(Directions for this task)
Line count for "value": tally the lines of the records below that contain it, and give only that number.
========================================================================
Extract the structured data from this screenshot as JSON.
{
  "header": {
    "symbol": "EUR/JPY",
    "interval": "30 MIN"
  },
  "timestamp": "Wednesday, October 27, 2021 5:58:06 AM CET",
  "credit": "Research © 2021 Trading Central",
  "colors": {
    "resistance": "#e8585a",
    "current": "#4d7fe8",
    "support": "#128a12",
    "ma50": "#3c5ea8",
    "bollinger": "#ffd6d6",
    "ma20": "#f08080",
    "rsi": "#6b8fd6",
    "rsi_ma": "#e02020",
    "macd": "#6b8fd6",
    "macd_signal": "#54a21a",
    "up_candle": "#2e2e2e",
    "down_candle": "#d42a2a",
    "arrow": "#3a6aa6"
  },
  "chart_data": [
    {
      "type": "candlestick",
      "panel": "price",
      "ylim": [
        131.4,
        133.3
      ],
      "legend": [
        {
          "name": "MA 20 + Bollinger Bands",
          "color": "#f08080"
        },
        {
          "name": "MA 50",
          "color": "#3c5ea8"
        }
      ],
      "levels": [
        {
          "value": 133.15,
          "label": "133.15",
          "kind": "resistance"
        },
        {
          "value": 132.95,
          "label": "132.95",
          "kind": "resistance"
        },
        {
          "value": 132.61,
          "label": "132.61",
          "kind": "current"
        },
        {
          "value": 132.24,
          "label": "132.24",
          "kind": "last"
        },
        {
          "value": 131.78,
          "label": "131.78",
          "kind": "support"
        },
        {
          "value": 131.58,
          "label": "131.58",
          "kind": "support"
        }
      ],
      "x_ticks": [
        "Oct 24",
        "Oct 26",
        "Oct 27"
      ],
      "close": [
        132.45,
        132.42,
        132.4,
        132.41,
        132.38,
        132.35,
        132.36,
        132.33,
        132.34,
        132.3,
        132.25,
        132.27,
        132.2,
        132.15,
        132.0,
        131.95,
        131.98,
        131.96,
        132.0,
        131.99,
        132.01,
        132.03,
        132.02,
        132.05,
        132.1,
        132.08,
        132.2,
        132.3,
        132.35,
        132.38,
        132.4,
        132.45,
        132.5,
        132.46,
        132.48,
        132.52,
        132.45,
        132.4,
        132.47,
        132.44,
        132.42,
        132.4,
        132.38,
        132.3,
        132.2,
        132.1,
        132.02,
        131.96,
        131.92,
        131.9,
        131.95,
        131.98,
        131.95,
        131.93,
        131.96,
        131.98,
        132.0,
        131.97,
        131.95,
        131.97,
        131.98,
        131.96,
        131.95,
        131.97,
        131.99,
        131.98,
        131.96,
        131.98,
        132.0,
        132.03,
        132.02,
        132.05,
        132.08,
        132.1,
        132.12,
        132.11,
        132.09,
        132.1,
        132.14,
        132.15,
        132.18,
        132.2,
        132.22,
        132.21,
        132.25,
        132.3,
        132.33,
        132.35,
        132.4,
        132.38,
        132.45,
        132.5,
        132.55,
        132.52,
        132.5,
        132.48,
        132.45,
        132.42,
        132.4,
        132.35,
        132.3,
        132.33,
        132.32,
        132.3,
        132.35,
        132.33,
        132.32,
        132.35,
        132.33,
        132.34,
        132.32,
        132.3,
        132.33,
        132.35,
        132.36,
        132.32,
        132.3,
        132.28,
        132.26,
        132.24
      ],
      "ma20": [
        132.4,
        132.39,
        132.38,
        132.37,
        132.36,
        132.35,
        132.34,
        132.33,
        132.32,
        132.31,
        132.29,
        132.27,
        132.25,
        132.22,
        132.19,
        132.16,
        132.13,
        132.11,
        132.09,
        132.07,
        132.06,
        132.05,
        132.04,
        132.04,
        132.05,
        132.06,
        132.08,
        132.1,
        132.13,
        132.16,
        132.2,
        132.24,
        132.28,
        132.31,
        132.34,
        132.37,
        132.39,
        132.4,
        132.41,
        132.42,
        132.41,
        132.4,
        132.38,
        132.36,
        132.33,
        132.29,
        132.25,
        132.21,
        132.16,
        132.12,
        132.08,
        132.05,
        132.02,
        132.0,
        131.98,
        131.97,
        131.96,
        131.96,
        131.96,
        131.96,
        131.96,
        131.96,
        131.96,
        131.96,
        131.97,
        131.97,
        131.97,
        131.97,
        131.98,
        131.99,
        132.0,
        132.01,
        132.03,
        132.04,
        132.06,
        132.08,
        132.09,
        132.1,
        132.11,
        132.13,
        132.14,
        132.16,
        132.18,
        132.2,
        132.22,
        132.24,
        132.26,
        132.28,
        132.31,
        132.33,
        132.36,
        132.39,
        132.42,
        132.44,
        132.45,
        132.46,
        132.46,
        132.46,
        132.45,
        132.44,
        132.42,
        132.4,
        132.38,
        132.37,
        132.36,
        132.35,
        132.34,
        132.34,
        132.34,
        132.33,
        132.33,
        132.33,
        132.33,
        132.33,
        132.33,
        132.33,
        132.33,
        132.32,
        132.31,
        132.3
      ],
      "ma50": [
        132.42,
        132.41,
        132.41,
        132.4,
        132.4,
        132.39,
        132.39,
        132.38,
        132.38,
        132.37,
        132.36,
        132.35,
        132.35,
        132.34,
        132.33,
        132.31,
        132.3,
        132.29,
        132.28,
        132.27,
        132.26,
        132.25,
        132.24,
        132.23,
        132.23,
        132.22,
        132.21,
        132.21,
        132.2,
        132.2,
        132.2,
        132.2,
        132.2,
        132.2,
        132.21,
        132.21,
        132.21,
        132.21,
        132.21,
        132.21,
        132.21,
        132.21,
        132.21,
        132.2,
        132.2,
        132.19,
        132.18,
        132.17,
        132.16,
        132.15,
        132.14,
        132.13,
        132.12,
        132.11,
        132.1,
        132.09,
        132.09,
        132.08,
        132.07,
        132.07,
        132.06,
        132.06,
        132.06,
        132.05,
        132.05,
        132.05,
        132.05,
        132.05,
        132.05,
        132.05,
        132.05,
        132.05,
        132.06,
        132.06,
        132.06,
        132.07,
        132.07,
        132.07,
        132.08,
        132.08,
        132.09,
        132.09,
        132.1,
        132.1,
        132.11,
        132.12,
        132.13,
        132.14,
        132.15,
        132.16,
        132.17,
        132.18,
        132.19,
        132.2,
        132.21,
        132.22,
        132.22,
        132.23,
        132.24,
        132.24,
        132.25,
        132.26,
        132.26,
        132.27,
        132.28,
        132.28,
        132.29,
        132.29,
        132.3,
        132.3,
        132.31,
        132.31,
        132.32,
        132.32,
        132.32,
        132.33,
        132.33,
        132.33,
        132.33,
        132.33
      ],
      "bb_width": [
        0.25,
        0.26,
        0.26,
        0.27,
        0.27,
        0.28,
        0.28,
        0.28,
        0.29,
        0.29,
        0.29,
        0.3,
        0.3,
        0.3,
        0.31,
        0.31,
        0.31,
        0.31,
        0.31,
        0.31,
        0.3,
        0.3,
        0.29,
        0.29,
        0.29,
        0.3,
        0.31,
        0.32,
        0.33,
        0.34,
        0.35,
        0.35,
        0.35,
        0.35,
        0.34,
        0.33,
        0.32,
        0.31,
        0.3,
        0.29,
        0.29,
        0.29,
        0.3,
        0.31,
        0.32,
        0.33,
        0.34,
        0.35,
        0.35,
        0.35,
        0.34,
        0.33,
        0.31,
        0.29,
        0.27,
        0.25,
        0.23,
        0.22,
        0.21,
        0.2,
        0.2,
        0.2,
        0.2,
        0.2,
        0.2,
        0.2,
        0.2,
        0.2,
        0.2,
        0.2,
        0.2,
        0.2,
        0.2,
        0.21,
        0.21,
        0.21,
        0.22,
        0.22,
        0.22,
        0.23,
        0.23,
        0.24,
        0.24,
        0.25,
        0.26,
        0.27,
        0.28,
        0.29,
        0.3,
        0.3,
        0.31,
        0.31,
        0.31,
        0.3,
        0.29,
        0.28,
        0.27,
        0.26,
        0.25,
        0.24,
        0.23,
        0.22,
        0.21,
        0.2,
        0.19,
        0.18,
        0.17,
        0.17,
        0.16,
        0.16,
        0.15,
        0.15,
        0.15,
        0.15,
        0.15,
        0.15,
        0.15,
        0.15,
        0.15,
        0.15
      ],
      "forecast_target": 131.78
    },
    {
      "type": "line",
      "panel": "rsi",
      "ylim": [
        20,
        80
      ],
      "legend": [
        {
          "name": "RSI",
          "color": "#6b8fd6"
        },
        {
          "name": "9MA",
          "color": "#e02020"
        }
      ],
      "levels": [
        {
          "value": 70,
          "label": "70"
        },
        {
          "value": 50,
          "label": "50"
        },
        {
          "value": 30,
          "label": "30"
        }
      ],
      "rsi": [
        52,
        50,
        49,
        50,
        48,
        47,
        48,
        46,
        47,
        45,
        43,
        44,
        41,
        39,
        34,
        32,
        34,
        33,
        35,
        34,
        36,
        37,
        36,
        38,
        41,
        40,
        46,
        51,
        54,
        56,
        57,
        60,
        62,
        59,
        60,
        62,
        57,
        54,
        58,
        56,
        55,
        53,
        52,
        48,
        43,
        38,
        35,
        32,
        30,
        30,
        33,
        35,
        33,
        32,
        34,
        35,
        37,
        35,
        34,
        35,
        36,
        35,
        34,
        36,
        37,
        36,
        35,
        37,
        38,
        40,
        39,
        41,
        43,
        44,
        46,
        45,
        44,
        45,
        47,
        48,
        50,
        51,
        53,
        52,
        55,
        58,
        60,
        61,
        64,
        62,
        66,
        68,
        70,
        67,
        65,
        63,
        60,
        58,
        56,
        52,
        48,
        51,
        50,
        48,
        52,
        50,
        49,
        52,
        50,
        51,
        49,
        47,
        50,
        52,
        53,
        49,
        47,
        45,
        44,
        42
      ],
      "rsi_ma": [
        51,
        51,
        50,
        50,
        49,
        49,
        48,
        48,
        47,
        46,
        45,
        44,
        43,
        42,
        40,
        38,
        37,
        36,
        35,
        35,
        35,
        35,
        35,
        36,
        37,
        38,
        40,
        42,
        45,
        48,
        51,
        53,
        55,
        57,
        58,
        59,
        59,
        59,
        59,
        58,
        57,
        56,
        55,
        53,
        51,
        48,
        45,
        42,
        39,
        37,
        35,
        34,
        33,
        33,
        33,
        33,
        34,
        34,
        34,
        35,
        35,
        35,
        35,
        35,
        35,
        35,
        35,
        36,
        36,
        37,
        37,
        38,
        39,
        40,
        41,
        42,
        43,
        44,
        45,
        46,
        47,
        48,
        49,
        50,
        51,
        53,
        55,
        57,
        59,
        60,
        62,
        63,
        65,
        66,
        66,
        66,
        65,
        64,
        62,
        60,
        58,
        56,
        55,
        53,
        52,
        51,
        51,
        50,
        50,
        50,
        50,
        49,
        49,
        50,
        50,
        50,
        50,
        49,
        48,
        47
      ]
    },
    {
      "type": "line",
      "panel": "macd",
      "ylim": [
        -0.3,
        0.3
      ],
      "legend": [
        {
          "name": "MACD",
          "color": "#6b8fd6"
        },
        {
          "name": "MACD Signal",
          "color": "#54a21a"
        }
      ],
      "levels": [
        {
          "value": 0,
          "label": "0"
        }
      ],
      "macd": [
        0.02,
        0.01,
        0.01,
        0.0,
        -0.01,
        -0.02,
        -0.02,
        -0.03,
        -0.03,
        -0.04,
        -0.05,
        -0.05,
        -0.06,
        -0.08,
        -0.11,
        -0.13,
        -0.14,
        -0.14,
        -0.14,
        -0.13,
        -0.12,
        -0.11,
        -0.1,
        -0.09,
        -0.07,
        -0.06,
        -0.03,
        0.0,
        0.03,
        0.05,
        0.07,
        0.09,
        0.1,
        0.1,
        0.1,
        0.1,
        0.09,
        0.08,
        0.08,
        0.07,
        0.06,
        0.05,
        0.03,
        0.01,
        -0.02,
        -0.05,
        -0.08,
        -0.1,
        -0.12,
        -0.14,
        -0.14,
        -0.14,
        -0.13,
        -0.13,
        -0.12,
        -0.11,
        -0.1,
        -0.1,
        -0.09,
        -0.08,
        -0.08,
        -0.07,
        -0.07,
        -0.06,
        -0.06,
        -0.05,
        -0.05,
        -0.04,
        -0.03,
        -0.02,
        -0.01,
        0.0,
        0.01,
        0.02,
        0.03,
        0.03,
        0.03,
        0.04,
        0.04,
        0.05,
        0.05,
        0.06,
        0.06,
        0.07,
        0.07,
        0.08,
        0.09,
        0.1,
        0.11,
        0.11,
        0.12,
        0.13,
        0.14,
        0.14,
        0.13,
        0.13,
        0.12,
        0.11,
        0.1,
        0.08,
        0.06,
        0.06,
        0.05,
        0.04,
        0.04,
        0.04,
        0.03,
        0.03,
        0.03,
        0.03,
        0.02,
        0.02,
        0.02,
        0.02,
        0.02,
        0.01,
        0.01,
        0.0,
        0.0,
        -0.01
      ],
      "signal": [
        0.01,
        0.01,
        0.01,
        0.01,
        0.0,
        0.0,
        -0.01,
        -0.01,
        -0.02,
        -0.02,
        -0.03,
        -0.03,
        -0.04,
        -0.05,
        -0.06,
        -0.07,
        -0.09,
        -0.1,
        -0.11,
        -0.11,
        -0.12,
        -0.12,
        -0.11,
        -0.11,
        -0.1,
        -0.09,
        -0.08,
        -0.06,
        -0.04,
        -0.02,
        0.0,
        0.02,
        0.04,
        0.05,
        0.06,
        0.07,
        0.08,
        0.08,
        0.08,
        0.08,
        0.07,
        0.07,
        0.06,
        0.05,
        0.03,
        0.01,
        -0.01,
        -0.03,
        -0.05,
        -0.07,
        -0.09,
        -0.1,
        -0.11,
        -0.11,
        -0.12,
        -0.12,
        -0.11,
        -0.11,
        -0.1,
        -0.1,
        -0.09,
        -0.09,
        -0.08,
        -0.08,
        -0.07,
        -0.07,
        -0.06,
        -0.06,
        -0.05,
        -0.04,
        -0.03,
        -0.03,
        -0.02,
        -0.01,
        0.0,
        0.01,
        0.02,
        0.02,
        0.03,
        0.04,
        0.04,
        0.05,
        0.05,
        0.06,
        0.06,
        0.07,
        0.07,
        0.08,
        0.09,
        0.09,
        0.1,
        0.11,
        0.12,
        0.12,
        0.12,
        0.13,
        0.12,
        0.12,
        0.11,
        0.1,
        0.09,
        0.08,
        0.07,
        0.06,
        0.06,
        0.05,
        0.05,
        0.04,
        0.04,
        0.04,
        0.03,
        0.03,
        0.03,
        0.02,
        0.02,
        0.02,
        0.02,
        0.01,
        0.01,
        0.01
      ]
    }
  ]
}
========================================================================
(Answer section)
10